The second track of their October release, The Crane Wife, is 12-and-a-half minutes long. That track, titled “The Island,” as well as the album’s bisected title track (which combined totals 15 minutes, 37 seconds), are each comprised of three movements. There’s a serial killer lullaby, a “Cold Mountain”-esque duet in the form of “Yankee Bayonet” and a track about a Ray Bradbury-style caper gone awry. Broadly speaking, those aren’t the kinds of tunes you expect to find on a “big-label” album, but those are the bookish topics for which the Decemberists were known before and they reprise themselves here. The biggest change for the band since coming to Capitol? For once the opening track isn’t in the key of E. But that’s just who The Decemberists are — more English professors than pop stars.
“I’ve always valued music that works beyond the surface level,” frontman and songwriter, Colin Meloy, says. “I do think people are smart.”
It seems like a simple truth, but it’s been one all-too-hastily ignored in the quest by record companies to broaden their market and cater to the lowest common denominator of the MTV generation. But bands like The Decemberists, also comprised of Nate Query, John Moen, Jenny Conlee and Chris Funk, are different. As Meloy told Rolling Stone in an Oct. 19 article, this band is an experiment. True, it’s been a highly successful one, one that has proven an intellectual band, whose albums demand active listening, can be commercially successful (they sold 125,000 copies of 2005 release Picaresque under the Kill Rock Stars label). But it is an experiment nonetheless.
Meloy’s true love has always been for writing. At school in Missoula, Mont., he wrote music as a side project, a slight diversion from his true love of creative writing. In truth, he only wrote it for himself, though, as Meloy theorizes, that could be one of the reasons why his songs have been so successful.
“With all due respect, I don’t really make songs for the fans and what they want,” Meloy says. “I think music is best if it’s for yourself. When you start changing your voice to appeal to what you think your constituency is, then you lose the genuineness.”
However, as his music began to take off, Meloy’s side project became his main act and his other writing was temporarily shelved. Eventually, Meloy wants to fall back into the literary trade and he’s working on a children’s book with his girlfriend, illustrator Carson Ellis, who also supplies the drawings for The Decemberists’ albums.
“We just finished a draft,” Meloy says. “At first it was challenging, but in treating it as a song, it felt a little bit easier, giving it a rhythm and so forth.”
In the meantime though, fans craving Meloy’s writing will have to be content with his music, which itself contains no shortage of material for literary dissection and interpretation.
The album is full of quaint contractions like “you’ll not,” and post-noun descriptions like “our shoulders wide and timber long,” further enhancing the period-piece feel. The album’s diction (the words “asteraceae,” “arabesques” and “parallax” can all be found on the album) is as obscure as the instruments (bouzouki, hurdy-gurdy, hammered dulcimer and glockenspiel) that accompany it, and the combination paints a fantastic scene you won’t (er … you’ll not) find anywhere else on the musical landscape.

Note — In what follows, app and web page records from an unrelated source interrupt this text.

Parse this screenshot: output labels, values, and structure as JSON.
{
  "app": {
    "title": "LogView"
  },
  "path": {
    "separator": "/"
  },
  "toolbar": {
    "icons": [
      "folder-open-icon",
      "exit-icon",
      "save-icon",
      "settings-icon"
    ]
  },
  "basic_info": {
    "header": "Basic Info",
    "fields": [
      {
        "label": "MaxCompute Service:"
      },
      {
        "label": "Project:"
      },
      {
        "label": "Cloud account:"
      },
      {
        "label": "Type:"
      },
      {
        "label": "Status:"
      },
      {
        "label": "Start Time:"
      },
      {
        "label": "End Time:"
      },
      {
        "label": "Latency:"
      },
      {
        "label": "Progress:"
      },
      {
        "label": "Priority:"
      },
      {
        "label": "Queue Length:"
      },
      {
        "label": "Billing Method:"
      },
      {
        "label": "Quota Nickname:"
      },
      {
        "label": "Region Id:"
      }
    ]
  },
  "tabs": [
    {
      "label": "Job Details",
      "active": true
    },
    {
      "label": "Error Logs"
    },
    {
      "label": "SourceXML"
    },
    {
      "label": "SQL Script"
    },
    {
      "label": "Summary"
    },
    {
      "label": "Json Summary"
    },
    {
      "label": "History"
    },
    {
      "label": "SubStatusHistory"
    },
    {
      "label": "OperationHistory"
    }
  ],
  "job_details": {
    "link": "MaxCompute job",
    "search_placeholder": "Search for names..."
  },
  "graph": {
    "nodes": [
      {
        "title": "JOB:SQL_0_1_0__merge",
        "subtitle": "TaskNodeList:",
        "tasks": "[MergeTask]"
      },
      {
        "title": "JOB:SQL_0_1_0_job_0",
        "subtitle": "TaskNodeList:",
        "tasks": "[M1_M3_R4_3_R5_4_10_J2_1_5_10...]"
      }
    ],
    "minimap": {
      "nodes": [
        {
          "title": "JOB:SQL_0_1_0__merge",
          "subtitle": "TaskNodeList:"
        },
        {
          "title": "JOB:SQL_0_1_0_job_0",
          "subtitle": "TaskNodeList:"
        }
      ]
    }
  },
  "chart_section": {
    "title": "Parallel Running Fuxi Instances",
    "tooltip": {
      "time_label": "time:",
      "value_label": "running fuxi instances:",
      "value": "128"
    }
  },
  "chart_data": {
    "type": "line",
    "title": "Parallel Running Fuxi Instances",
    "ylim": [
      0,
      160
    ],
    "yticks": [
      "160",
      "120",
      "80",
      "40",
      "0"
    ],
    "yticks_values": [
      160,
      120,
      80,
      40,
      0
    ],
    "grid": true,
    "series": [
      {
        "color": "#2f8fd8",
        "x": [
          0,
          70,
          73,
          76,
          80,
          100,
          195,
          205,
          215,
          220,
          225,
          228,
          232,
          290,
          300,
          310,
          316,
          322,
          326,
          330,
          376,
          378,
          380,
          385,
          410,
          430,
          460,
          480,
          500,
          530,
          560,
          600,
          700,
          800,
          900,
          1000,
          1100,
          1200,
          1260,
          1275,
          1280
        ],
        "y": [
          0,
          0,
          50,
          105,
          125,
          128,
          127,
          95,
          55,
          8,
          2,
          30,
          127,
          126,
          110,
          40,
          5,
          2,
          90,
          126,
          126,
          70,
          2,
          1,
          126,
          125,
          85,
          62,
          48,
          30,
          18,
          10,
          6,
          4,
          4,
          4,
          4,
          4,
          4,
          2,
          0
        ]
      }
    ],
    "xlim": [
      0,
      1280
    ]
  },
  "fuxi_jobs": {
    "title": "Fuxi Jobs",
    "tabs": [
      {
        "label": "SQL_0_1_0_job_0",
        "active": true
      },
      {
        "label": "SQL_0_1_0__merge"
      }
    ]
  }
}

The epic second track, “The Island” begins with a description of an idyllic landscape, which becomes the scene of a rape and a murder in the second and third movements. “When the War Came” paints a grim picture of the siege of Stalingrad in World War II. Title track, “The Crane Wife,” whose third part was actually lopped off to serve as the opening track, was inspired when Meloy came across the old Japanese folk tale in a bookstore several years ago.
“I guess it’s just the way I’m wired,” Meloy says of his attraction to fantasy. “There are those that write on headlines and that’s something I could never do.”
For all the academic inflection, The Crane Wife doesn’t come across as some sort of collegiate lecture. The prog-folk, rock sounds ensure of that. The poppy “O Valencia!” and groovy “The Perfect Crime #2” both fall into the “windows down” listening category. Even the more cranial tracks serve as enjoyable listening, which is what makes The Decemberists such a find.
Sure, you can settle for easily-produced ear candy. But if you want something more, with the Decemberists, the option is out there.
• The Decemberists play 9:30 Club Sunday, Oct. 29 and Monday, Oct. 30. Both dates are sold out.